Assignment: Beginning with the first entry, restate the data word for word and leave out the images.

Material supplied:

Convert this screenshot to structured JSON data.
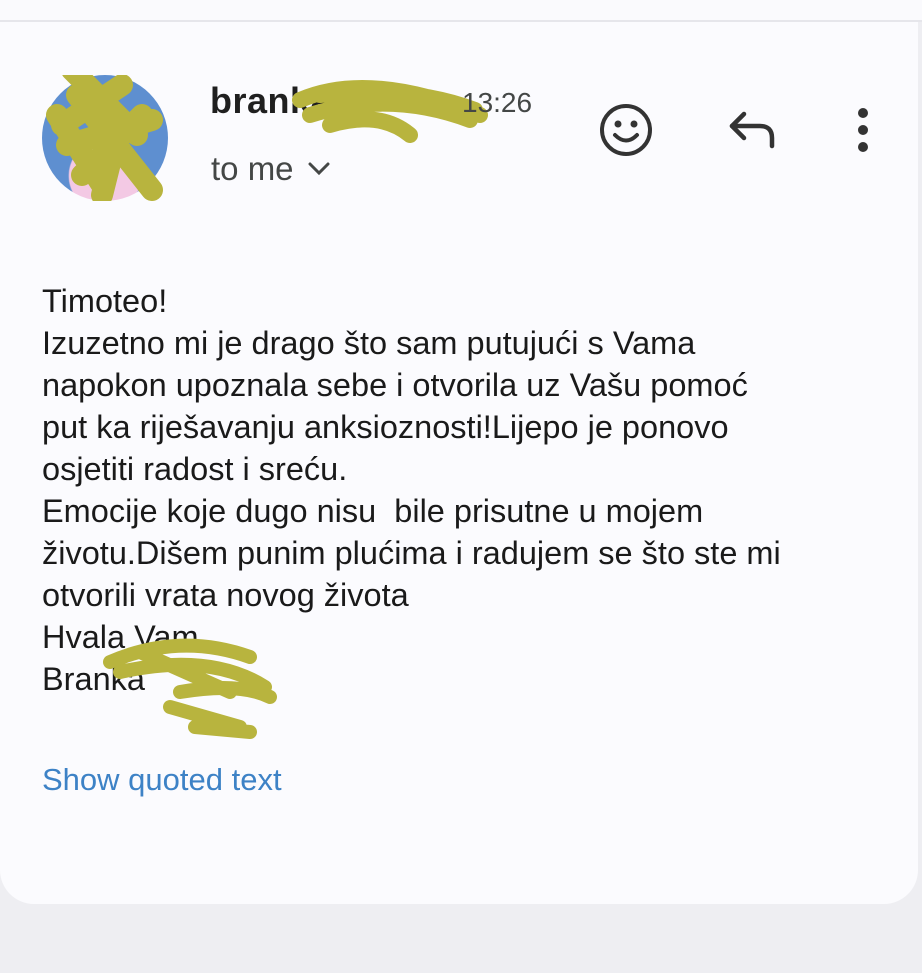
{
  "sender": {
    "name": "branka",
    "time": "13:26",
    "recipient_label": "to me"
  },
  "icons": {
    "avatar": "profile-photo",
    "expand": "chevron-down-icon",
    "react": "smiley-icon",
    "reply": "reply-arrow-icon",
    "more": "more-vert-icon"
  },
  "message": {
    "lines": [
      "Timoteo!",
      "Izuzetno mi je drago što sam putujući s Vama",
      "napokon upoznala sebe i otvorila uz Vašu pomoć",
      "put ka riješavanju anksioznosti!Lijepo je ponovo",
      "osjetiti radost i sreću.",
      "Emocije koje dugo nisu  bile prisutne u mojem",
      "životu.Dišem punim plućima i radujem se što ste mi",
      "otvorili vrata novog života",
      "Hvala Vam",
      "Branka"
    ]
  },
  "show_quoted_label": "Show quoted text",
  "colors": {
    "link": "#3d82c6",
    "redaction": "#b8b43e",
    "icon": "#444746"
  }
}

Reply to the task:
Convert this screenshot to structured JSON data.
{
  "sender": {
    "name": "branka",
    "time": "13:26",
    "recipient_label": "to me"
  },
  "icons": {
    "avatar": "profile-photo",
    "expand": "chevron-down-icon",
    "react": "smiley-icon",
    "reply": "reply-arrow-icon",
    "more": "more-vert-icon"
  },
  "message": {
    "lines": [
      "Timoteo!",
      "Izuzetno mi je drago što sam putujući s Vama",
      "napokon upoznala sebe i otvorila uz Vašu pomoć",
      "put ka riješavanju anksioznosti!Lijepo je ponovo",
      "osjetiti radost i sreću.",
      "Emocije koje dugo nisu  bile prisutne u mojem",
      "životu.Dišem punim plućima i radujem se što ste mi",
      "otvorili vrata novog života",
      "Hvala Vam",
      "Branka"
    ]
  },
  "show_quoted_label": "Show quoted text",
  "colors": {
    "link": "#3d82c6",
    "redaction": "#b8b43e",
    "icon": "#444746"
  }
}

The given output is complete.